Open Theism offers an alternative to both views of God. Because of that, it is worth considering. A Christian whom I respect a great deal suggested that I read The Openness of God by Richard Rice, Clark Pinnock, John Sanders, William Hasker, and David Basinger. Because I respect her as a Christian, and because I think that Clark Pinnock is one of the greatest theologians/thinkers of our time, I decided to read the book, and I am glad that I did. While I was familiar with the concept of open theism, I had never read a thorough, systematic description of it. Instead, I had just read what those who thought it was “heresy” said about it. As is typical, those who think it is heresy paint it in the worst possible light. As a result, I didn’t really understand open theism until I read this book. If you really want to know what open theism is, don’t read the propaganda from the National Association of Evangelicals or other such outlets. Instead, read this book.
This book is filled with an enormous amount of insight and truth. It contains some nonsense as well, but overall, it is well worth the read. The author’s thesis is that it is IMPOSSIBLE for ANY nation to be a “Christian” nation, as worldly governments cannot possibly work the way the Kingdom of God works. Essentially, the author says, the Kingdom of God is simple – Love the Lord, and love others more than yourself. That’s it. No compromise. The Kingdom of the World, however, is exceedingly complex, with all sorts of compromises and tradeoffs. Because of that, you simply cannot say that ANY nation operates as a “Christian” nation. In addition, because the Kingdom of the World is so complex, Christians who use their Christianity to inform their politics can end up falling along all parts of the political spectrum. On these two points, the author is absolutely correct.
The Proslogion (English title: Discourse on the Existence of God) was written by Anselm of Canterbury in AD 1077-1078. It represented his finest attempt at presenting a rationale for his Christian faith.

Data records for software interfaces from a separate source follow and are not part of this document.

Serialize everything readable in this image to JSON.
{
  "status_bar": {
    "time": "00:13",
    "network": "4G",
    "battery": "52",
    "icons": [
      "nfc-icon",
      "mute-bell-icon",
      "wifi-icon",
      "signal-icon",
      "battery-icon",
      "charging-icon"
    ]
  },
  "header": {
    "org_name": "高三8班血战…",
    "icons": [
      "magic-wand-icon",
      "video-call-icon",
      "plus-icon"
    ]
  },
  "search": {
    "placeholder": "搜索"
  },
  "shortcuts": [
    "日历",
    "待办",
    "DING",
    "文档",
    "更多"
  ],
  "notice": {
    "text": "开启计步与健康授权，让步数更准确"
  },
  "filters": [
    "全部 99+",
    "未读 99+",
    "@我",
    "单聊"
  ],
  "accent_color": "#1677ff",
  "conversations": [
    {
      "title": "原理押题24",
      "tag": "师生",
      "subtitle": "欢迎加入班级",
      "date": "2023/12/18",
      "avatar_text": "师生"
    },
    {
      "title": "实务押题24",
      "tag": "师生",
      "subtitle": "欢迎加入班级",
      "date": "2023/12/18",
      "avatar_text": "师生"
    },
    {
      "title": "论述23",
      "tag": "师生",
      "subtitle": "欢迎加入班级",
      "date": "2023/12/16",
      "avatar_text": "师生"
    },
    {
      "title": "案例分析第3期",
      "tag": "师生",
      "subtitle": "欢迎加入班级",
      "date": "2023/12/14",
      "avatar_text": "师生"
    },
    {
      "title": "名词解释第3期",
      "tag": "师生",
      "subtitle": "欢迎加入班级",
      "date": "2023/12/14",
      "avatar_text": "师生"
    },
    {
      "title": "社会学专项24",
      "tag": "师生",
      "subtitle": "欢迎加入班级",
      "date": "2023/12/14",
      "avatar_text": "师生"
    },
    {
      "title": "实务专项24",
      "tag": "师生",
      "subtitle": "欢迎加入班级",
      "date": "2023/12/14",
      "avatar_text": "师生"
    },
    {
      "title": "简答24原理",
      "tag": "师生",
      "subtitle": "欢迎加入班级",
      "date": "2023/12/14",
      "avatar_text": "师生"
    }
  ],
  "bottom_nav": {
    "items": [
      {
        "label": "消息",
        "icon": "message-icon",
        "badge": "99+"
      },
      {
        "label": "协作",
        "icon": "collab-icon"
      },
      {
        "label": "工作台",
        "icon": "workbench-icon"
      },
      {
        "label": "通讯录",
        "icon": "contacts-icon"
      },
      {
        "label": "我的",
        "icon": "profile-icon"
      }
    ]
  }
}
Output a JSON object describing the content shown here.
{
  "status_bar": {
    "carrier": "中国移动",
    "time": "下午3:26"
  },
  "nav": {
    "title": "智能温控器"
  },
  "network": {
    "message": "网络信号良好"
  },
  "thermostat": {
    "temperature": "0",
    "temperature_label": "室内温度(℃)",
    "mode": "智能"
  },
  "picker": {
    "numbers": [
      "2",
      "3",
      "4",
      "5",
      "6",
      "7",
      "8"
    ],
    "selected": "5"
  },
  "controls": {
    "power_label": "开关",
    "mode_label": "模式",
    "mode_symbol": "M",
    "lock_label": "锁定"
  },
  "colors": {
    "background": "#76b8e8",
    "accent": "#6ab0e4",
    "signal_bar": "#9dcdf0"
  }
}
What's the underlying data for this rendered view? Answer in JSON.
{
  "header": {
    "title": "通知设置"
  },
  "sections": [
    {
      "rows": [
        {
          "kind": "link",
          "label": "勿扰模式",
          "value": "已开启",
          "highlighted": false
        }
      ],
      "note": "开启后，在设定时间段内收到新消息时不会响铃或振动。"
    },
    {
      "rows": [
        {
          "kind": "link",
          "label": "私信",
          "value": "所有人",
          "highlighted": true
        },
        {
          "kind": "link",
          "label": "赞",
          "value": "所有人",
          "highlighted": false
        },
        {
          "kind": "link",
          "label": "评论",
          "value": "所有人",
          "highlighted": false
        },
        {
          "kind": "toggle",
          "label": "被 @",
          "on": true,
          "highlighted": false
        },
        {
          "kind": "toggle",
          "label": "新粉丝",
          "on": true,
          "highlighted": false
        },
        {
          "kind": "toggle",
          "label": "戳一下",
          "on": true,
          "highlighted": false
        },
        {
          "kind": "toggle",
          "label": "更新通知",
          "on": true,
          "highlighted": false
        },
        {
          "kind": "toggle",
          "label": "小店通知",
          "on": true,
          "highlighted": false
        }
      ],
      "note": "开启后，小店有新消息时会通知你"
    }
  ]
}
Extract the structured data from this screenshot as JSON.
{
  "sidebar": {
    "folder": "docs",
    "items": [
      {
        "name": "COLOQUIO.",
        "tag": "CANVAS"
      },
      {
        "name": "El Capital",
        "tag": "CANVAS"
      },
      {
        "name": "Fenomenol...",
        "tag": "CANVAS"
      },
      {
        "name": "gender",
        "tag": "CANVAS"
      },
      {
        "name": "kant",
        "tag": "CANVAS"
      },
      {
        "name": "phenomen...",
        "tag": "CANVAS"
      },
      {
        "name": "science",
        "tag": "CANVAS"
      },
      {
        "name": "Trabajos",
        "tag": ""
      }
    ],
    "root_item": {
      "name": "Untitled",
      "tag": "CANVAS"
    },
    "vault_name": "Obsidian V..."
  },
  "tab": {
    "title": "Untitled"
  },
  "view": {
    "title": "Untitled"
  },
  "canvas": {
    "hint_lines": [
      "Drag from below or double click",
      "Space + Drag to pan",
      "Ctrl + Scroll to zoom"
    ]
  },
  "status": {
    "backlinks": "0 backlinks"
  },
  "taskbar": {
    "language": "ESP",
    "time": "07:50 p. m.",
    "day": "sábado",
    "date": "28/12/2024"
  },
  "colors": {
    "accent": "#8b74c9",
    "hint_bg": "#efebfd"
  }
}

It is probably best known for laying down the ontological argument, which essentially states that since we can conceive of God, He must therefore exist. While typically only convincing to those who already believe, it has nevertheless fostered spirited philosophical debate throughout the centuries.
This Blog might represent my “Proslogion,” as it will be a discourse on my views regarding God and things of interest to the people of God. As a scientist, it is hard for me to fathom anyone who has scientific training and does not believe in God. The natural world, in my opinion, screams out His existence to anyone who examines it even in a cursory way. Indeed, it was science that brought me not only to a belief in God, but also to faith in Christianity. Unlike the Proslogion, however, I am not trying to convince you (the reader) of anything. I am simply hoping that you enjoy the discourse, and I hope to enjoy (and learn from) your comments.